The ILO Declaration on Fundamental Principles and Rights at Work, adopted in 1998, commits Member States to respect and promote certain categories of principles and rights at work, whether or not they have ratified the relevant Conventions. These categories concern freedom of association and the effective recognition of the right to collective bargaining, the elimination of forced or compulsory labour, the abolition of child labour and the elimination of discrimination in respect of employment and occupation.

This commitment is supported by a follow-up procedure, whereby Member States that have not ratified one or more of the core ILO instruments directly relating to the principles and rights stated in the Declaration, including the Protocol of 2014 to the Forced Labour Convention, 1930, are asked each year to report on the status of the relevant rights and principles within their borders. The reporting process provides governments and social partners with an opportunity to state what measures have been taken towards achieving respect for the Declaration, as well as to note impediments to ratification of the relevant instruments and areas where assistance may be required.

On the basis of the governments’ annual reports and observations by employers’ and workers’ organizations, the International Labour Office prepares and updates country baselines, which serve as a starting point to evaluate the extent to which the fundamental principles and rights at work are given effect in practice.

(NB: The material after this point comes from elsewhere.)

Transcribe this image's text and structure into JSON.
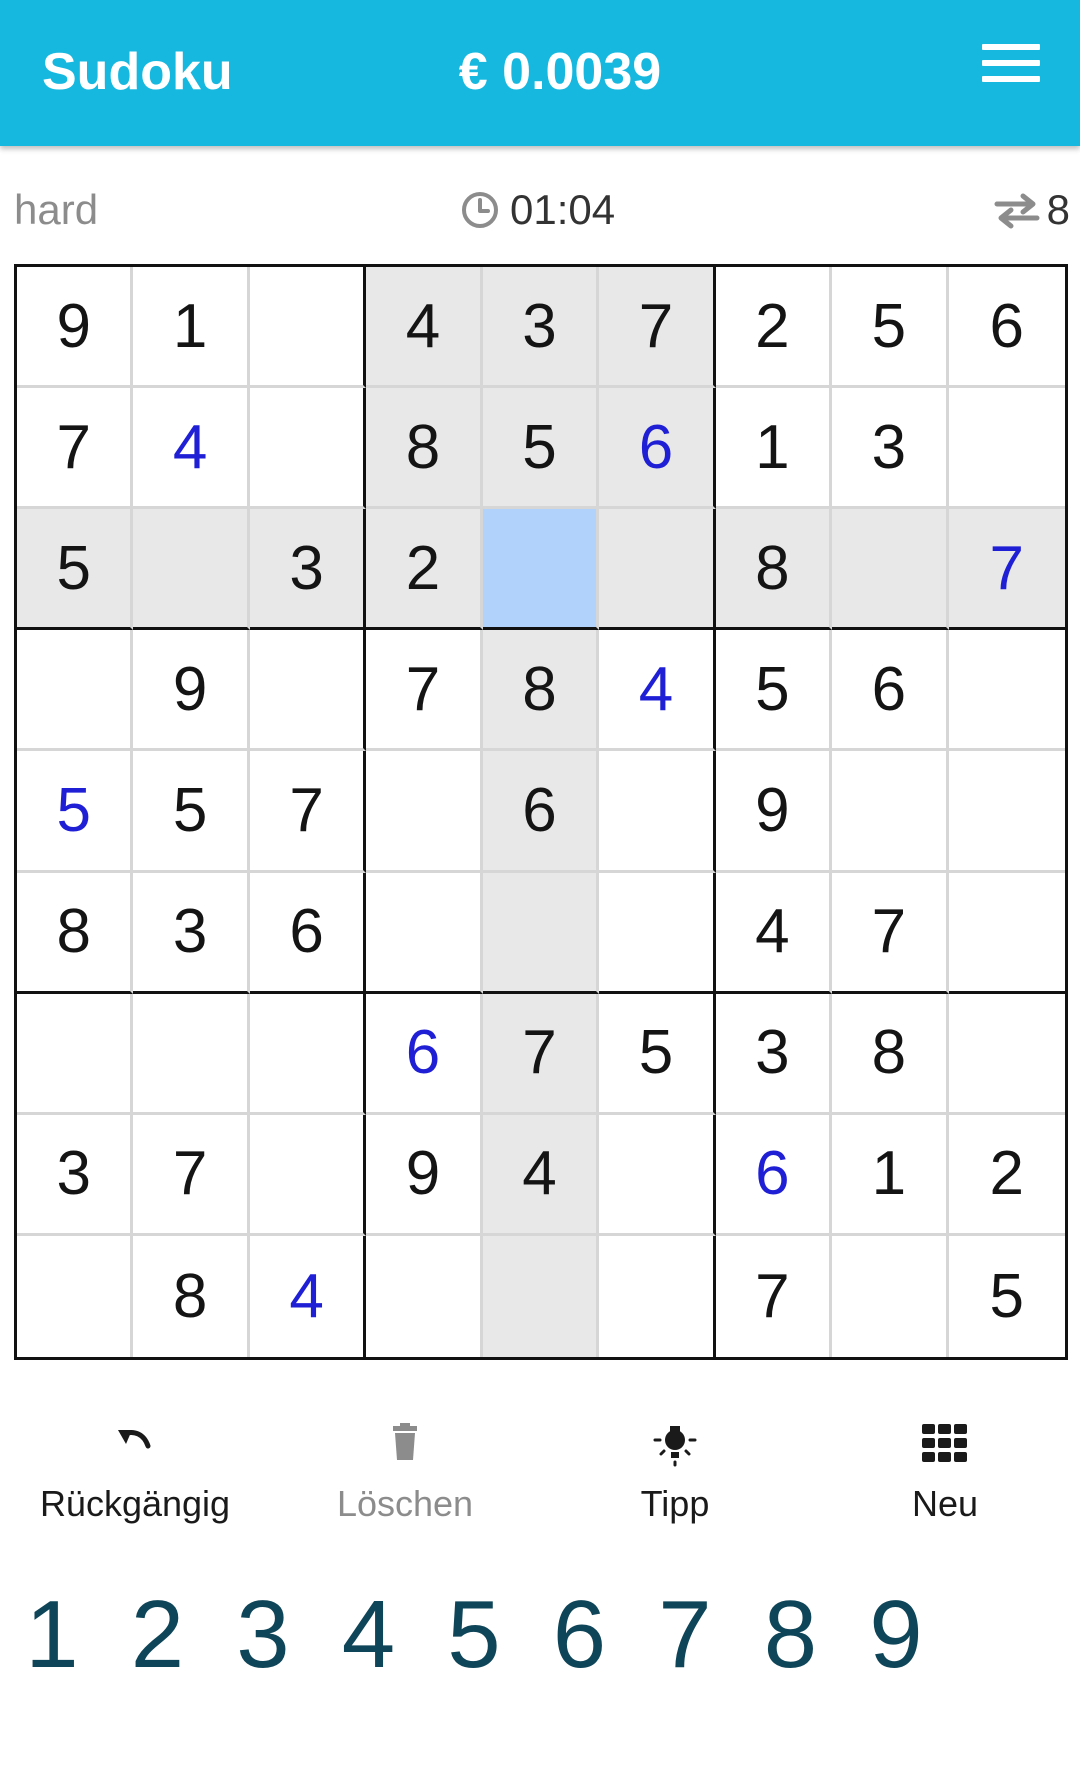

The baselines also aim at facilitating the governments’ future reporting obligations.